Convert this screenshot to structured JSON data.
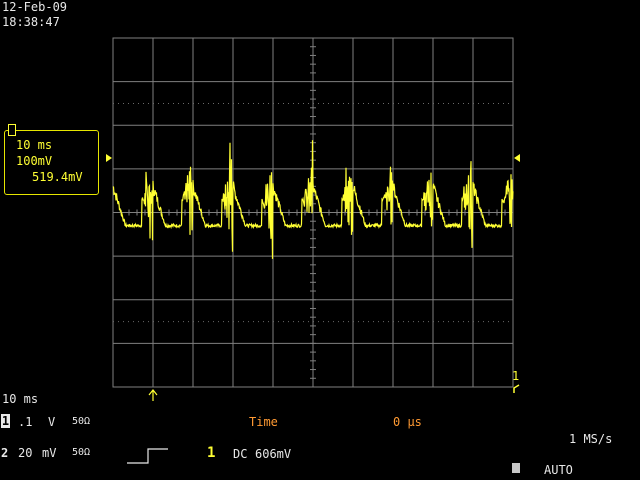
{
  "header": {
    "date": "12-Feb-09",
    "time": "18:38:47"
  },
  "channel_box": {
    "timebase": "10 ms",
    "volts_per_div": "100mV",
    "offset": "519.4mV"
  },
  "bottom": {
    "timebase": "10 ms",
    "ch1_number": "1",
    "ch1_scale": ".1",
    "ch1_unit": "V",
    "ch1_impedance": "50Ω",
    "ch2_number": "2",
    "ch2_scale": "20",
    "ch2_unit": "mV",
    "ch2_impedance": "50Ω",
    "time_label": "Time",
    "time_value": "0 μs",
    "trigger_channel": "1",
    "trigger_coupling": "DC",
    "trigger_level": "606mV",
    "sample_rate": "1 MS/s",
    "trigger_mode": "AUTO"
  },
  "markers": {
    "right_trace_marker": "1"
  },
  "colors": {
    "trace": "#ffff33",
    "grid": "#808080",
    "time_text": "#ff9a33",
    "text": "#e8e8e8"
  },
  "waveform": {
    "periods_per_screen": 10,
    "peak_divisions": [
      2.2,
      2.2,
      2.35,
      2.4,
      1.6,
      2.2,
      1.3,
      1.7,
      2.1,
      1.6
    ]
  }
}
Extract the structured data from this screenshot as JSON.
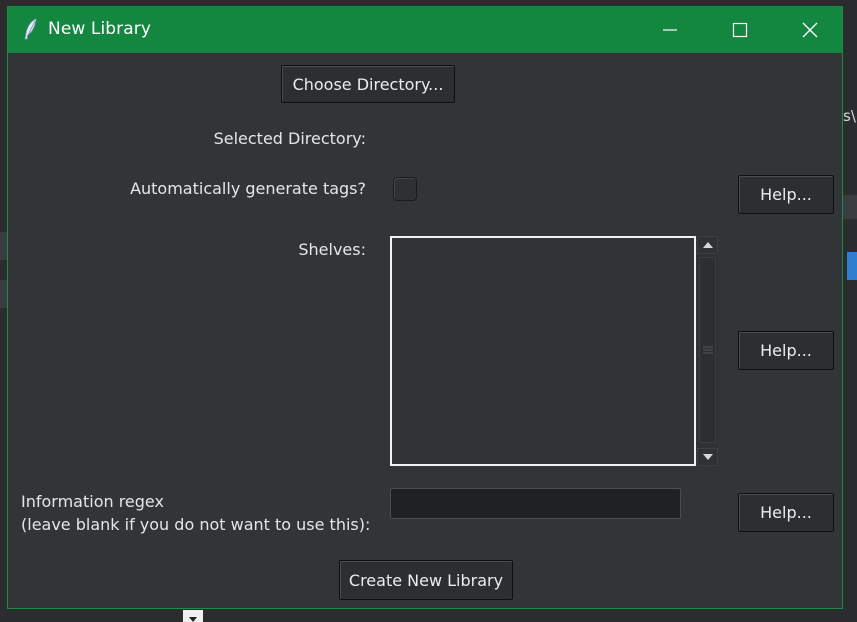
{
  "window": {
    "title": "New Library"
  },
  "background": {
    "peek_text": "s\\"
  },
  "form": {
    "choose_directory_label": "Choose Directory...",
    "selected_directory_label": "Selected Directory:",
    "auto_tags_label": "Automatically generate tags?",
    "auto_tags_checked": false,
    "shelves_label": "Shelves:",
    "regex_label_line1": "Information regex",
    "regex_label_line2": "(leave blank if you do not want to use this):",
    "regex_value": "",
    "help_label": "Help...",
    "create_label": "Create New Library"
  },
  "icons": {
    "app": "feather-icon",
    "minimize": "minimize-icon",
    "maximize": "maximize-icon",
    "close": "close-icon"
  },
  "colors": {
    "titlebar": "#13873f",
    "window_bg": "#323537",
    "text": "#e6e6e6"
  }
}
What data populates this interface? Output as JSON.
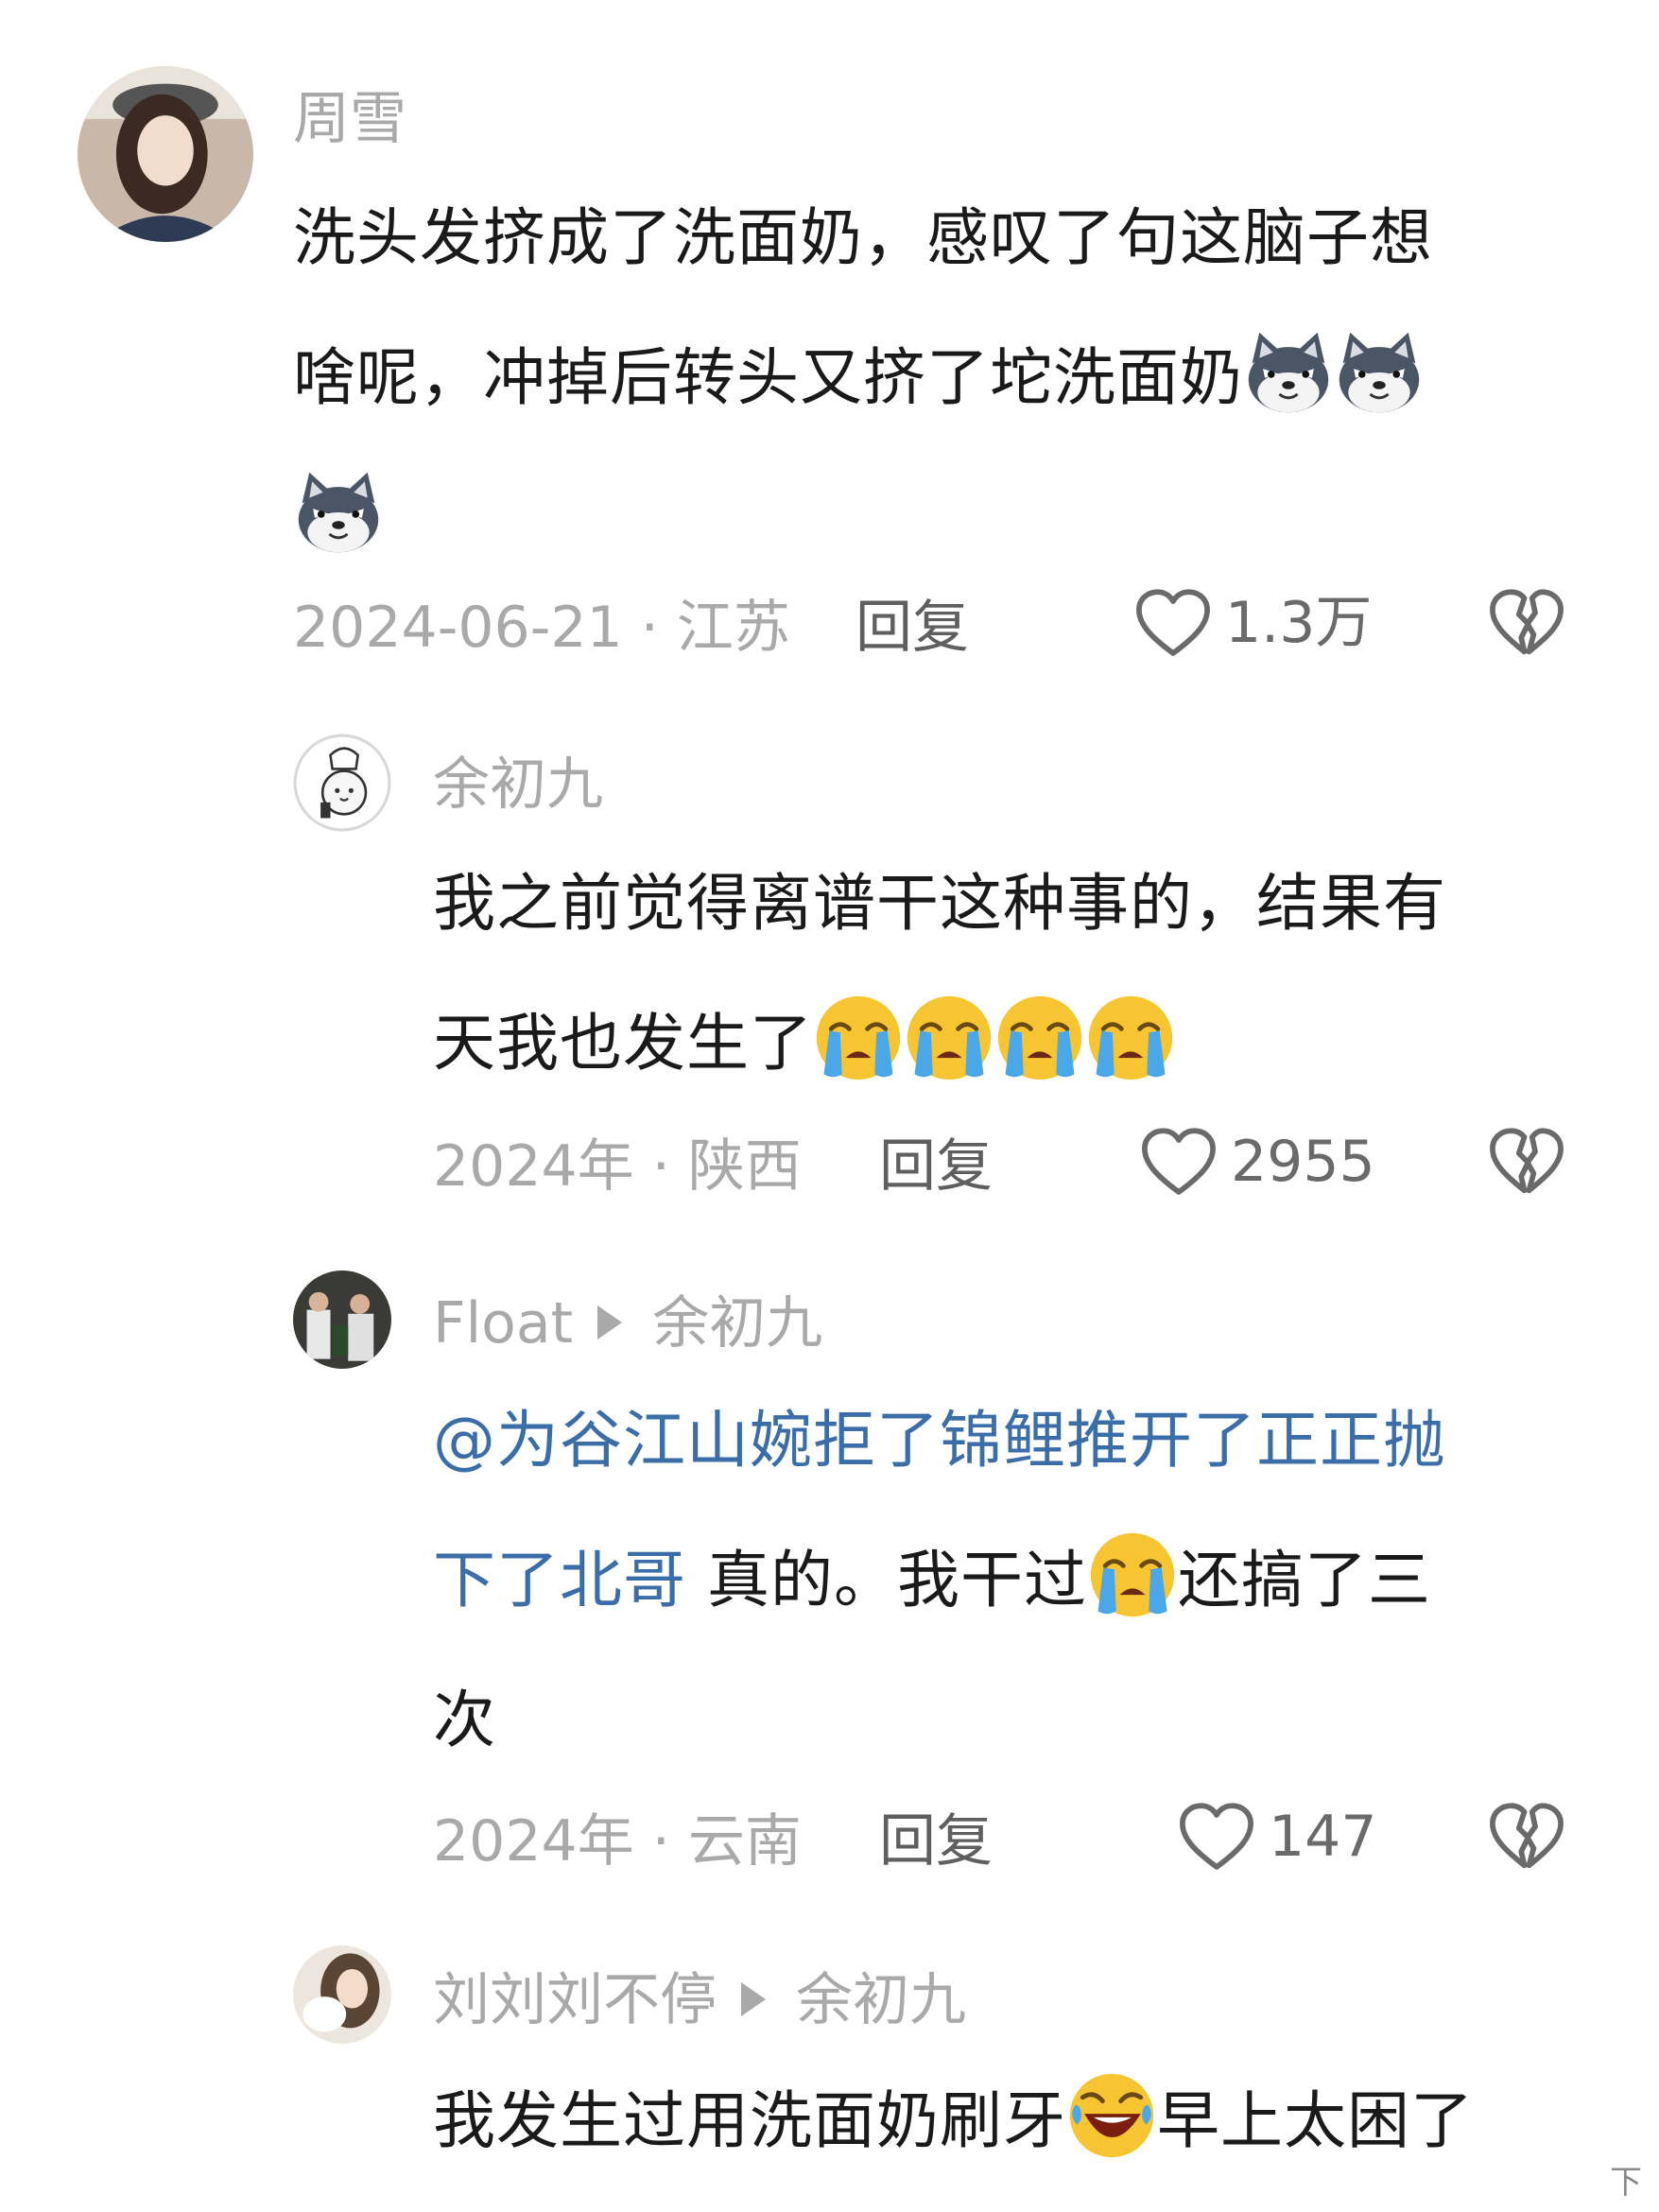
{
  "comments": [
    {
      "username": "周雪",
      "text_segments": [
        "洗头发挤成了洗面奶，感叹了句这脑子想",
        "啥呢，冲掉后转头又挤了坨洗面奶"
      ],
      "emoji": [
        "wolf-emoji",
        "wolf-emoji",
        "wolf-emoji"
      ],
      "date_location": "2024-06-21 · 江苏",
      "reply_label": "回复",
      "likes": "1.3万"
    },
    {
      "username": "余初九",
      "text_segments": [
        "我之前觉得离谱干这种事的，结果有",
        "天我也发生了"
      ],
      "emoji": [
        "crying-face-emoji",
        "crying-face-emoji",
        "crying-face-emoji",
        "crying-face-emoji"
      ],
      "date_location": "2024年 · 陕西",
      "reply_label": "回复",
      "likes": "2955"
    },
    {
      "username": "Float",
      "reply_to": "余初九",
      "mention": [
        "@为谷江山婉拒了锦鲤推开了正正抛",
        "下了北哥"
      ],
      "text_segments": [
        " 真的。我干过",
        "还搞了三",
        "次"
      ],
      "emoji": [
        "crying-face-emoji"
      ],
      "date_location": "2024年 · 云南",
      "reply_label": "回复",
      "likes": "147"
    },
    {
      "username": "刘刘刘不停",
      "reply_to": "余初九",
      "text_segments": [
        "我发生过用洗面奶刷牙",
        "早上太困了"
      ],
      "emoji": [
        "laughing-crying-emoji"
      ]
    }
  ],
  "corner_mark": "下",
  "colors": {
    "text": "#1a1a1a",
    "muted": "#a9a9a9",
    "mention": "#3b6ea8",
    "emoji_yellow": "#f7c531",
    "tear_blue": "#4aa8e8"
  }
}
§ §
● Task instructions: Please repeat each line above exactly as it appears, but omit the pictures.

● Answer box:
Convert this screenshot to structured JSON data.
{
  "header": {
    "date": "12-Feb-09",
    "time": "18:38:47"
  },
  "channel_box": {
    "timebase": "10 ms",
    "volts_per_div": "100mV",
    "offset": "519.4mV"
  },
  "bottom": {
    "timebase": "10 ms",
    "ch1_number": "1",
    "ch1_scale": ".1",
    "ch1_unit": "V",
    "ch1_impedance": "50Ω",
    "ch2_number": "2",
    "ch2_scale": "20",
    "ch2_unit": "mV",
    "ch2_impedance": "50Ω",
    "time_label": "Time",
    "time_value": "0 μs",
    "trigger_channel": "1",
    "trigger_coupling": "DC",
    "trigger_level": "606mV",
    "sample_rate": "1 MS/s",
    "trigger_mode": "AUTO"
  },
  "markers": {
    "right_trace_marker": "1"
  },
  "colors": {
    "trace": "#ffff33",
    "grid": "#808080",
    "time_text": "#ff9a33",
    "text": "#e8e8e8"
  },
  "waveform": {
    "periods_per_screen": 10,
    "peak_divisions": [
      2.2,
      2.2,
      2.35,
      2.4,
      1.6,
      2.2,
      1.3,
      1.7,
      2.1,
      1.6
    ]
  }
}
Extract the structured data from this screenshot as JSON.
{
  "window": {
    "title": "New Library"
  },
  "background": {
    "peek_text": "s\\"
  },
  "form": {
    "choose_directory_label": "Choose Directory...",
    "selected_directory_label": "Selected Directory:",
    "auto_tags_label": "Automatically generate tags?",
    "auto_tags_checked": false,
    "shelves_label": "Shelves:",
    "regex_label_line1": "Information regex",
    "regex_label_line2": "(leave blank if you do not want to use this):",
    "regex_value": "",
    "help_label": "Help...",
    "create_label": "Create New Library"
  },
  "icons": {
    "app": "feather-icon",
    "minimize": "minimize-icon",
    "maximize": "maximize-icon",
    "close": "close-icon"
  },
  "colors": {
    "titlebar": "#13873f",
    "window_bg": "#323537",
    "text": "#e6e6e6"
  }
}
What data populates this interface? Output as JSON.
{
  "comments": [
    {
      "username": "周雪",
      "text_segments": [
        "洗头发挤成了洗面奶，感叹了句这脑子想",
        "啥呢，冲掉后转头又挤了坨洗面奶"
      ],
      "emoji": [
        "wolf-emoji",
        "wolf-emoji",
        "wolf-emoji"
      ],
      "date_location": "2024-06-21 · 江苏",
      "reply_label": "回复",
      "likes": "1.3万"
    },
    {
      "username": "余初九",
      "text_segments": [
        "我之前觉得离谱干这种事的，结果有",
        "天我也发生了"
      ],
      "emoji": [
        "crying-face-emoji",
        "crying-face-emoji",
        "crying-face-emoji",
        "crying-face-emoji"
      ],
      "date_location": "2024年 · 陕西",
      "reply_label": "回复",
      "likes": "2955"
    },
    {
      "username": "Float",
      "reply_to": "余初九",
      "mention": [
        "@为谷江山婉拒了锦鲤推开了正正抛",
        "下了北哥"
      ],
      "text_segments": [
        " 真的。我干过",
        "还搞了三",
        "次"
      ],
      "emoji": [
        "crying-face-emoji"
      ],
      "date_location": "2024年 · 云南",
      "reply_label": "回复",
      "likes": "147"
    },
    {
      "username": "刘刘刘不停",
      "reply_to": "余初九",
      "text_segments": [
        "我发生过用洗面奶刷牙",
        "早上太困了"
      ],
      "emoji": [
        "laughing-crying-emoji"
      ]
    }
  ],
  "corner_mark": "下",
  "colors": {
    "text": "#1a1a1a",
    "muted": "#a9a9a9",
    "mention": "#3b6ea8",
    "emoji_yellow": "#f7c531",
    "tear_blue": "#4aa8e8"
  }
}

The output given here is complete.